Planning Strategy for Rural Northern Ireland
Regional Planning Policies: Policy REC 2 Outdoor Recreation
|Policy REC 2 Outdoor Recreation|
This policy has been superseded by: PPS 8-Open Space,Sport and Outdoor Recreation
Proposals for outdoor recreational uses which rely primarily on the use of open land will normally be approved in appropriate rural locations.
Some recreation needs, by their very nature cannot be accommodated in an urban area. The acceptability of countryside recreation activities depends upon the effect of the proposal on the environment including nature conservation and man-made heritage; the effect on the physical appearance of the land, the scale of any associated or ancillary built development, and access and parking arrangements.
The long term existence of countryside recreation activities depends upon the existence of finite 'natural' resources. It is important to ensure that recreational activities are generally sustainable in that they do not conflict with the overriding requirement to preserve and enhance the environment for future generations.
Government policy has sought to encourage diversification in the use of agricultural land.
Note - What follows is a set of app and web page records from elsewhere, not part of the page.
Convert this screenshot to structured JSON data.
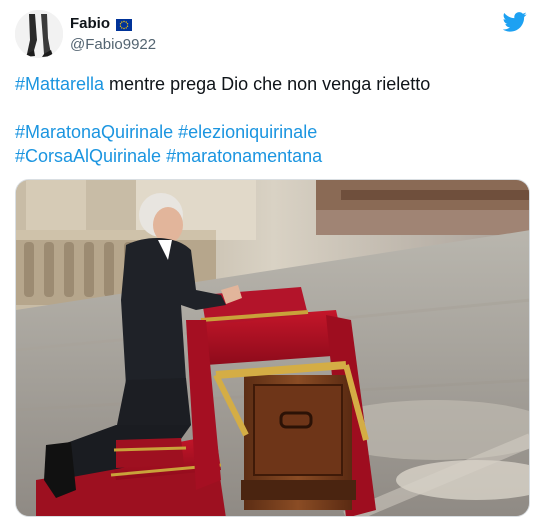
{
  "tweet": {
    "display_name": "Fabio",
    "name_badge_icon": "eu-flag-icon",
    "handle": "@Fabio9922",
    "platform_icon": "twitter-bird-icon",
    "brand_color": "#1da1f2",
    "hashtag_color": "#1b95e0",
    "text": {
      "line1": {
        "hashtag": "#Mattarella",
        "rest": " mentre prega Dio che non venga rieletto"
      },
      "hashtags_line2": [
        "#MaratonaQuirinale",
        "#elezioniquirinale"
      ],
      "hashtags_line3": [
        "#CorsaAlQuirinale",
        "#maratonamentana"
      ]
    },
    "media": {
      "type": "photo"
    }
  }
}
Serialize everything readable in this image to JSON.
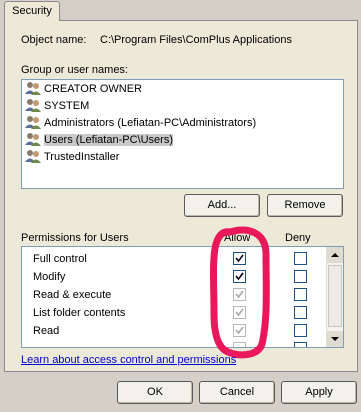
{
  "tabs": [
    {
      "label": "Security"
    }
  ],
  "object": {
    "label": "Object name:",
    "value": "C:\\Program Files\\ComPlus Applications"
  },
  "groups": {
    "label": "Group or user names:",
    "items": [
      {
        "label": "CREATOR OWNER"
      },
      {
        "label": "SYSTEM"
      },
      {
        "label": "Administrators (Lefiatan-PC\\Administrators)"
      },
      {
        "label": "Users (Lefiatan-PC\\Users)"
      },
      {
        "label": "TrustedInstaller"
      }
    ],
    "selected": "Users (Lefiatan-PC\\Users)"
  },
  "buttons": {
    "add": "Add...",
    "remove": "Remove"
  },
  "permissions": {
    "label": "Permissions for Users",
    "allow_header": "Allow",
    "deny_header": "Deny",
    "rows": [
      {
        "name": "Full control",
        "allow": "checked",
        "deny": "unchecked"
      },
      {
        "name": "Modify",
        "allow": "checked",
        "deny": "unchecked"
      },
      {
        "name": "Read & execute",
        "allow": "checked-disabled",
        "deny": "unchecked"
      },
      {
        "name": "List folder contents",
        "allow": "checked-disabled",
        "deny": "unchecked"
      },
      {
        "name": "Read",
        "allow": "checked-disabled",
        "deny": "unchecked"
      }
    ]
  },
  "link": "Learn about access control and permissions",
  "dialog_buttons": {
    "ok": "OK",
    "cancel": "Cancel",
    "apply": "Apply"
  },
  "colors": {
    "annotation": "#e8185a",
    "link": "#0000cc"
  },
  "icons": {
    "user": "users-group-icon",
    "check": "check-icon"
  }
}
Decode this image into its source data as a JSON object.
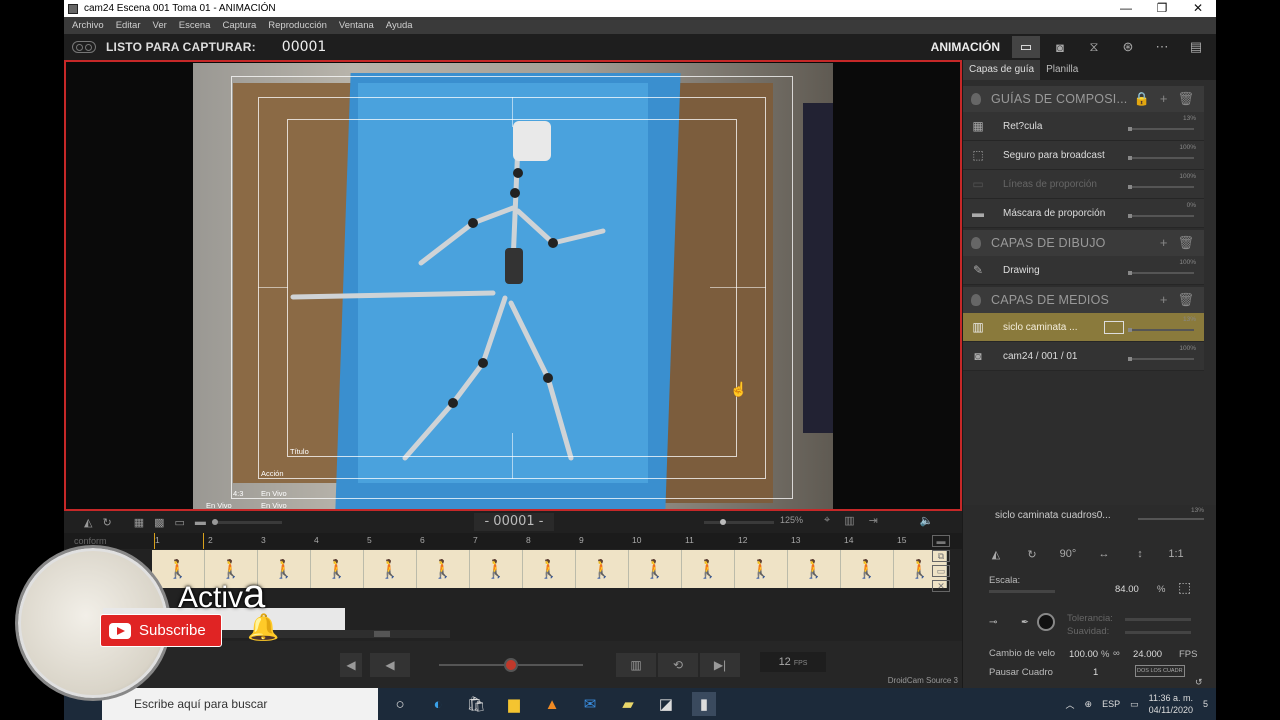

This has generated proposals for the change of use of open land to sports and leisure activities. Some of these recreational uses can be located on the urban edge where they can help to define the town and contribute to its setting and also assist environmental improvements in degraded areas.
Golf courses can provide for recreation, but they can also have a significant impact upon the countryside. They should be located and designed in harmony with the surrounding countryside and to conserve the natural environment. Each proposal should contain full details of the site and of the impact of the development proposed, including the effect on public rights of way. Any significant associated developments, such as hotels, will be considered on their merits. Special care will be taken in considering applications in or near Areas of Outstanding Natural Beauty, Areas of Special Scientific Interest, National Nature Reserves, Green Belts, Countryside Policy Areas and historic landscapes. The Department proposes to produce a Development Control Advice Note on Golf Courses providing advice on the planning criteria to be applied when an application for this form of development is being considered.
The keeping and riding of horses for recreational purposes is increasingly popular in many parts of the countryside also. Outdoor particaptory recreational uses such as riding schools will normally be considered appropriate in areas subject to policy restraint. Activities which relate to spectator sports such as show jumping will normally be inappropriate due to the scale and nature of the activity generated - see Policy AG 3
Outdoor recreational uses such as motor car and motorcycle racing, including trials, can be a major cause of contention with noise as the principal planning objection. The General Development Order allows for the temporary use of land for such activities for a period of 14 days in total in any calendar year. Where there is a clear demand for noisy sports activities it is important to identify suitable sites which will minimise conflicts with other uses. Criteria for the suitability of sites for regular use will include the potential impact of the activity on the site itself, on neighbouring land and land-use and on nearby occupiers as well as any other relevant environmental considerations.